That being said, upon visiting one thing that really stood out is the confidence of Chichester’s jewellers. While they are not afraid to admit that the high street is a tough place to be at the moment, or to shine a light on areas they could improve on, none of them seemed afraid of the challenges ahead as they all felt secure in what makes them unique and worth visiting.
Q Branch Bespoke Casting
In the heart of Chichester city centre, on South Street, Timothy Roe Fine Jewellery has recently launched a brand new casting company.
Called Q Branch Bespoke Casting, named after a popular James Bond character to reflect the forward thinking nature of the company, the studio offers high quality precious metal casting to members of the UK jewellery trade.
Timothy Roe Fine Jewellery has been doing trade work on an ad hoc basis since about 2008, casting in house since 2007, and 3D printing since 2006, so launching a casting house was a perfect fit for the business.
“It is about looking at areas of the business that you can scale up,” explains Q Branch director, Dan Roe. “So casting tends to work better with a larger volume, and we never particularly liked the service we got from any of the casters within the UK. There are people out there doing really good things, but it is about being a bit more helpful and sharing information with people.”
He continues: “It is not just telling someone something hasn’t been done, it is about sharing knowledge, doing an extra cast and staying later if you need to get things done. We want to help people, give them a better service and get them understanding the processes a bit more.”
Workshops, designers, makers, retailers and manufacturers who require high quality precious metal casting can use Q Branch to cast models and waxes in all commercial precious metal alloys, with a special emphasis on platinum and palladium casting. Other services include 3D printing, 3D scanning, mould making and wax injecting.
Utilising the best quality machinery and equipment, Q Branch aims to deliver a friendly and reliable service at competitive prices.
Being from a retail background, Q Branch understands when someone calls up in need of an urgent casting, and being a smaller casting house it is equipped to go the extra mile for clients.
“It’s really about attention to detail,” Roe adds. “Being a small firm we have the time and the team to really look after our clients and offer helpful, friendly advice. When someone needs to talk to us, or they have a question, they can talk to me or the team directly. It won’t just be someone on a desk. We can also offer a quick turnaround.”
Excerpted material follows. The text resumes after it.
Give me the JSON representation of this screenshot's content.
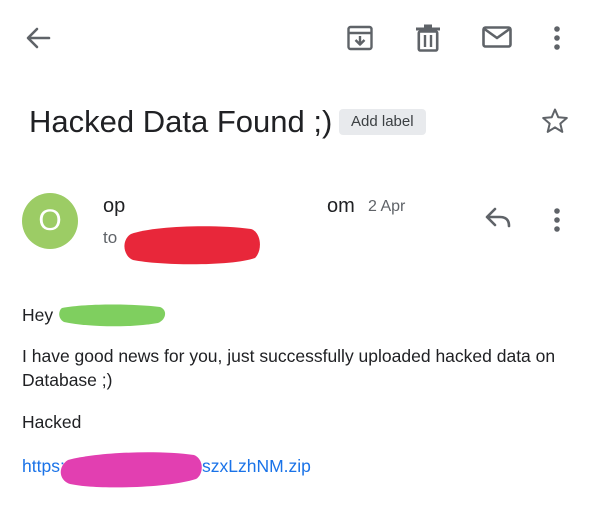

As an introductory offer Q Branch is offering free solidscape printing on items being cast in platinum up until the end of July 2017.